I can’t give a definitive verdict on John Allen Chau, and I can’t begin to understand why Asia Bibi’s fellow Pakistani citizens are so thirsty for her death. But I do know that they are both real people in real places, living in our time, who re-echoed the words of Isaiah with their lives: “All flesh shall see the salvation of God.” These people are both a fascination and a challenge to me. Their persistence and suffering seem to ask, “Do you really believe in a Catholic Church — one that all people are called to? Do you really believe that salvation comes only through Christ? If you do, what are you doing about it?”
WE’RE NOT ALONE
Often, in the face of a concrete challenge to evangelize those around us, we grasp for objections and excuses: I don’t know how to evangelize. I don’t want to impose on others. I’m not perfect myself. I don’t want to come across as “too Protestant” or “too preachy.” I think, at the heart of it, we’re simply afraid. We’re afraid to single ourselves out, afraid of being rejected by our friends and family, and afraid of being alone.
But St. Paul assures us we’re not alone. He wrote to the Philippians of their “partnership for the gospel,” saying, “I am confident of this, that the one who began a good work in you will continue to complete it until the day of Christ Jesus.”

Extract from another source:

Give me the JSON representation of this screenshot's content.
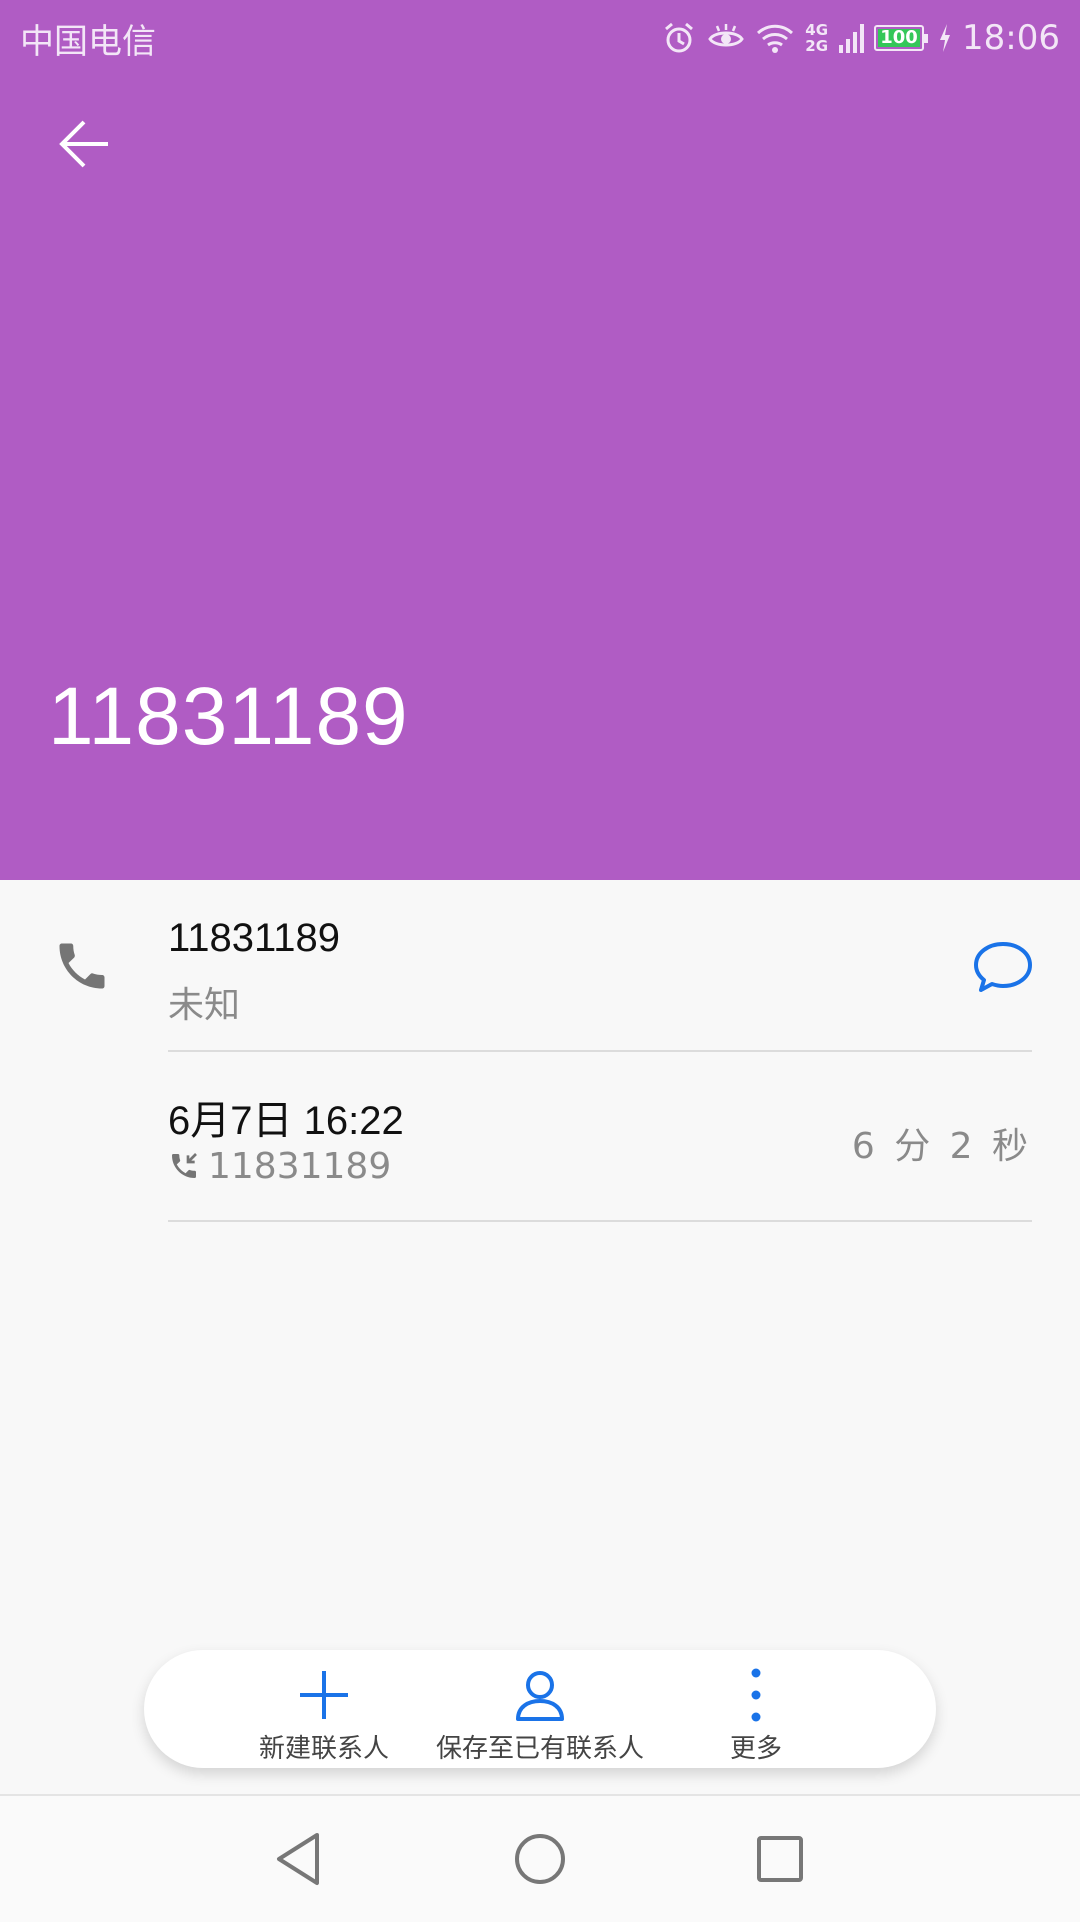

We are partners in preaching the Gospel. We have the teachings of the Church, the support of our community, the encouragement of bishops and popes. We have more resources available than any other generation of Christians. But, most importantly, we have the grace of Christ which will inspire us and bring this good work to a conclusion.

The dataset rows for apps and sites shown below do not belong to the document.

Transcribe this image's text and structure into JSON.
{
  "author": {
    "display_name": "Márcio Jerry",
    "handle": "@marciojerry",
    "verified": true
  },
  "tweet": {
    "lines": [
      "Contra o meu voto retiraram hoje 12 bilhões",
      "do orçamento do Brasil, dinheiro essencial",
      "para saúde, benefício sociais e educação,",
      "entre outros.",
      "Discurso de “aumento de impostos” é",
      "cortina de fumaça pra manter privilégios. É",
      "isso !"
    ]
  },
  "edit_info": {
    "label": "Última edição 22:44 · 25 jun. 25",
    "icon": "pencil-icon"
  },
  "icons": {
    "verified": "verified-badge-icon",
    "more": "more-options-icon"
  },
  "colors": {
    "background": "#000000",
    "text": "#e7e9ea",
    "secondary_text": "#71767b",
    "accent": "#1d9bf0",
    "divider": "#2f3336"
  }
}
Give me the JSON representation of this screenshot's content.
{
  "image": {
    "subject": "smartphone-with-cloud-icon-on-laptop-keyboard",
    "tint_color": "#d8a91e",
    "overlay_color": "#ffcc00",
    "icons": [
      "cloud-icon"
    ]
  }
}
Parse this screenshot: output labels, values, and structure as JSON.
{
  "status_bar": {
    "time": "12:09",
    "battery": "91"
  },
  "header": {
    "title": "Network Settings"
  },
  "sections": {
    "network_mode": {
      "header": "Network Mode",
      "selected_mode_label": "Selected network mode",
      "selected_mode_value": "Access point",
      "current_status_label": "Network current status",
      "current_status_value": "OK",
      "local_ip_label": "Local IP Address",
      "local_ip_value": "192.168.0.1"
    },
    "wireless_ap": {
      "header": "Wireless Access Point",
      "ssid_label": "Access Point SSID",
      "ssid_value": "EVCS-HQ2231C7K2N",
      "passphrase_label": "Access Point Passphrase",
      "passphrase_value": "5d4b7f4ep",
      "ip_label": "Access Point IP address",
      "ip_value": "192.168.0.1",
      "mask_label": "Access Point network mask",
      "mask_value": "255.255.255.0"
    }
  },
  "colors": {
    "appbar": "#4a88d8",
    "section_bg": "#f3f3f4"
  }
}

I vaguely remember riding my first bike without training wheels. It’s a scary thing, but it soon becomes exhilarating. I’m grateful for those who taught me how to ride it, but at some point I had to just get on and pedal. And, like John the Baptist, that’s what we have to do with proclaiming Christ in our own time and place. Just start doing it. And hear the words of Jesus, “I am with you always, until the end of the age.”
Father Timothy Hepner is vocation director of recruitment for the Diocese of Peoria. To learn more about vocations, go to comeandfollowme.org or follow the Office of Priestly Vocations at facebook.com/followmepeoria.